“Baton Rouge, Louisiana, is one of the chief ports of the United States, although it is eighty miles northwest of New Orleans. Traveling from this point south, one is continually confronted by the paradox of such things as cows and horses grazing on levees with ocean-going tankers behind them, chemical and petroleum plants lining the river’s edge, and the beautiful light and landscape of the South contrasted with the industrial blight built into it. I was struck by Man’s optimistic attempt to live and deal with this on a daily basis. The images of this triptych came from on, under, and near the Route 190 Bridge just north of the towering state capitol of Baton Rouge. The triptych is my response to my feelings when traveling through this area.”

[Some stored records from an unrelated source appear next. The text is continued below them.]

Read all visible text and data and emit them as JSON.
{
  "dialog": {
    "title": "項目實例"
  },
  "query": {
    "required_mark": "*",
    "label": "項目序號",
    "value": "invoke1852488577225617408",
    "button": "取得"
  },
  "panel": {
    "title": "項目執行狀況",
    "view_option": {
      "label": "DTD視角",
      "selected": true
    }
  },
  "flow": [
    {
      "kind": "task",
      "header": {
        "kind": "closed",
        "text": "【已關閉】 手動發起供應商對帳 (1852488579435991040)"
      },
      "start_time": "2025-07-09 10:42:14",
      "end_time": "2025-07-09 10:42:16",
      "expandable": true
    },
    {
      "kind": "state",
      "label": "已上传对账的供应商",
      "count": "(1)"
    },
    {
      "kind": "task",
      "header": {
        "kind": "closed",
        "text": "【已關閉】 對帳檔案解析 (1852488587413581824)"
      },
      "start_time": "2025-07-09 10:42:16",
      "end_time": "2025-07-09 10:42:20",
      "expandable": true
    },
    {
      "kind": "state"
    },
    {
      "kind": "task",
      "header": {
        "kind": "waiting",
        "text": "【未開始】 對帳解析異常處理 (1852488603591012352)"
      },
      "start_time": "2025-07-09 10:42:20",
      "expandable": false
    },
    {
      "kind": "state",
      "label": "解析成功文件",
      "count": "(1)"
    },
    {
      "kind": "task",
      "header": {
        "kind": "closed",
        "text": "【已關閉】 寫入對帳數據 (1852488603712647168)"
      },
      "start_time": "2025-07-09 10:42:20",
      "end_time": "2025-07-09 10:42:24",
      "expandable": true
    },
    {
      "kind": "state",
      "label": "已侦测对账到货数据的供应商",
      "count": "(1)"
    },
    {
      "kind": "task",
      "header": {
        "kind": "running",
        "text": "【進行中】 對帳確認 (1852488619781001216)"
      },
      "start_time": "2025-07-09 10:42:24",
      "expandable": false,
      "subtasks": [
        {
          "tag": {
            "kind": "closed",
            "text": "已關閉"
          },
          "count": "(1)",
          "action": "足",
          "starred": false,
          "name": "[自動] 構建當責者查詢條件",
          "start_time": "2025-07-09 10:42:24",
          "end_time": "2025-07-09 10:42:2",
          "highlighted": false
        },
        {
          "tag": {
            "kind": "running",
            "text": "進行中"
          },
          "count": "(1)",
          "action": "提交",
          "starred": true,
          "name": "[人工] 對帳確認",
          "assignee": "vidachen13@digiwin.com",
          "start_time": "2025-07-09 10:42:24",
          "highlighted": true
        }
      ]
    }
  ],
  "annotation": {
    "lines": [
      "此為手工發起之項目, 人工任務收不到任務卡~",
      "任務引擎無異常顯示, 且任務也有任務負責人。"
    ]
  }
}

– James D. Butler
The large-scale panoramas of James Butler introduce the viewer to the rolling landscapes of rural America. These welcoming hilltop vistas possess regional charm and unfold into gentle, storybook scenes. They can be found in over 150 public and private collections, including the Metropolitan Museum of Art and the Whitney Museum of Art, both in New York City; the Art Institute of Chicago, Illinois; the Philadelphia Museum of Art, Pennsylvania; and the Butler Institute of American Art, Youngstown, Ohio, among others.
Information supplied by the artist James D. Butler and